Not only this product, but all draft 802.11n products when running in their default high-speed mode will cause interference with 802.11b/g wireless LANs using Channel 6. Do you think this should be changed before the 802.11n standard is finalized?
There is more to a router than just speed. I recently tried a NetGear RangeMax 240 router but found that many of my current devices (e.g. an Apple Airport and a Linksys PAP2) could not reliably establish DHCP assignments from the RangeMax. Powering up the network requires a careful sequence of powering on the cable modem, then the router, then attached devices.
I picked this router up for the speed and hit a pretty interesting issue.
The wired portion of the router worked fine, but that is not why I bought it. What I found is there were numerous websites that I was unable to access when I used the wireless portion of the router.
I could ping and tracert to all of the sites but I could not open the website through my browser. When I compared the wireless tracert to the wired tracert I was surprised to see that they actually took different routes. I do not know if this is typical of wireless devices but I thought it was pretty odd. Not only were the routes different but the destination IPs were different. I hardcoded my DNS into both connections and it still translated the IP's differently and performed the same.

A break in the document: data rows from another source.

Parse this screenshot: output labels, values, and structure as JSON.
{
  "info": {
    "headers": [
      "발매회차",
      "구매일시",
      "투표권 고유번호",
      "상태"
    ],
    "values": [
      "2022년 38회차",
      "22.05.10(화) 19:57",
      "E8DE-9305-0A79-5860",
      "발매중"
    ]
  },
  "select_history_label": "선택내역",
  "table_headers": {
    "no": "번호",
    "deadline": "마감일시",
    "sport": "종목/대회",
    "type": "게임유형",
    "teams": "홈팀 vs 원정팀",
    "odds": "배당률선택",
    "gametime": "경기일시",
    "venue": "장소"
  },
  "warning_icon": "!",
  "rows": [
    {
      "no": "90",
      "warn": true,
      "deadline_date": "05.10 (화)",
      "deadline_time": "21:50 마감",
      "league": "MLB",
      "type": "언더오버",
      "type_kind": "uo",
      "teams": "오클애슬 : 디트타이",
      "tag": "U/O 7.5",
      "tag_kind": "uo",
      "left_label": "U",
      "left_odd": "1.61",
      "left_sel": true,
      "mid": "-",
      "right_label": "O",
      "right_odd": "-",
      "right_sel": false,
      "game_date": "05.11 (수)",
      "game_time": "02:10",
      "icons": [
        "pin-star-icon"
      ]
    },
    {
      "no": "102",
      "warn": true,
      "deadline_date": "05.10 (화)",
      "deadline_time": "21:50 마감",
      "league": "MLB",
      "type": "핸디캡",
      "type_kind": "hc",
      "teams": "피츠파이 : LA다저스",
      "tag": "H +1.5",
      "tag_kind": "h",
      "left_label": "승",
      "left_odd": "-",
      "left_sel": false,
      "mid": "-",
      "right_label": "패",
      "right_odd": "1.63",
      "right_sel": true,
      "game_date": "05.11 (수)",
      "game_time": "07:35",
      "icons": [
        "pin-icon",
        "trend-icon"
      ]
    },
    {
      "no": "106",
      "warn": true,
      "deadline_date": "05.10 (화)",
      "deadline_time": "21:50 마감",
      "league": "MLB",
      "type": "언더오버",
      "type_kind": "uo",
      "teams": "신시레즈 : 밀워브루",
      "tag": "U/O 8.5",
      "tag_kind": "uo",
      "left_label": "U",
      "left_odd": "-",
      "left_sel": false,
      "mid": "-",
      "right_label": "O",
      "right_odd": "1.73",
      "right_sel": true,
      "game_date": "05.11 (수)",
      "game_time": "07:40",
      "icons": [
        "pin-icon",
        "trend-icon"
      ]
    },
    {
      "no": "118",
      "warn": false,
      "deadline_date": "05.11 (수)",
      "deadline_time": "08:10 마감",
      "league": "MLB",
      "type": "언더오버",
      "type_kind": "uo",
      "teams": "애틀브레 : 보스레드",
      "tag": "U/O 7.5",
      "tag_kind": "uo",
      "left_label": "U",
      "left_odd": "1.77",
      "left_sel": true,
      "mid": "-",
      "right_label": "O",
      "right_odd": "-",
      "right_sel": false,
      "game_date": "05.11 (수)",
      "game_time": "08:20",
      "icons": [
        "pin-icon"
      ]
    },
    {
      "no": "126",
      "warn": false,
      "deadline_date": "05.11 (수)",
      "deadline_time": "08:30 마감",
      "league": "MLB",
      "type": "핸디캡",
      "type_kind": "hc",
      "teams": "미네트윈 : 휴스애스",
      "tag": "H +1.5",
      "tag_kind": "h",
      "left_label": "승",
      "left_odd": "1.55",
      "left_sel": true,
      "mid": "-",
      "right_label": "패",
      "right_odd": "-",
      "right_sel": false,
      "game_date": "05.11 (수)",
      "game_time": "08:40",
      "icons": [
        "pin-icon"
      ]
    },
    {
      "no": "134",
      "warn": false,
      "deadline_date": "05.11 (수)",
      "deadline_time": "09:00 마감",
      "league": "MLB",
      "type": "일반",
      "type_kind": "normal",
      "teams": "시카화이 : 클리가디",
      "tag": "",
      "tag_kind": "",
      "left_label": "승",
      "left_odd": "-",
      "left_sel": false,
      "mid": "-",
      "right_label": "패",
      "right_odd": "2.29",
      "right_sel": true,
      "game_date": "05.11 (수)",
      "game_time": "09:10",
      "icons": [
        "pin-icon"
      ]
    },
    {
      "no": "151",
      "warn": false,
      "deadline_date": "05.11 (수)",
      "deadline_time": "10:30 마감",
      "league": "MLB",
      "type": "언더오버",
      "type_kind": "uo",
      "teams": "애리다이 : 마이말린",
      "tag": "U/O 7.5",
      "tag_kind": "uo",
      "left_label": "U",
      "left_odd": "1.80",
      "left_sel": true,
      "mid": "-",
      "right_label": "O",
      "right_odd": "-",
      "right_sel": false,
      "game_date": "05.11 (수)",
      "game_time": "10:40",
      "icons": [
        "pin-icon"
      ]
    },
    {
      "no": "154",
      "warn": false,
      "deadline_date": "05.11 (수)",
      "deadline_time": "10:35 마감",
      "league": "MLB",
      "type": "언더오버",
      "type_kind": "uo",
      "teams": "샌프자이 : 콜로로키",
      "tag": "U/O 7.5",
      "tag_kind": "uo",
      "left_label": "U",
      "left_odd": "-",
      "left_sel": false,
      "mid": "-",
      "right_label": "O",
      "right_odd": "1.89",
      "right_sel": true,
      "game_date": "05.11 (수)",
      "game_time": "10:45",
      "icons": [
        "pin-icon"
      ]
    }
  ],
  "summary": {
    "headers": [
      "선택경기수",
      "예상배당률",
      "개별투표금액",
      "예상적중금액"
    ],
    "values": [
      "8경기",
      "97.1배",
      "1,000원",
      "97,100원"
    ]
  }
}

After going through a couple support people I finally found someone that recognized that the problem was a known issue. Unfortunately he could not tell me when the issue would be addressed.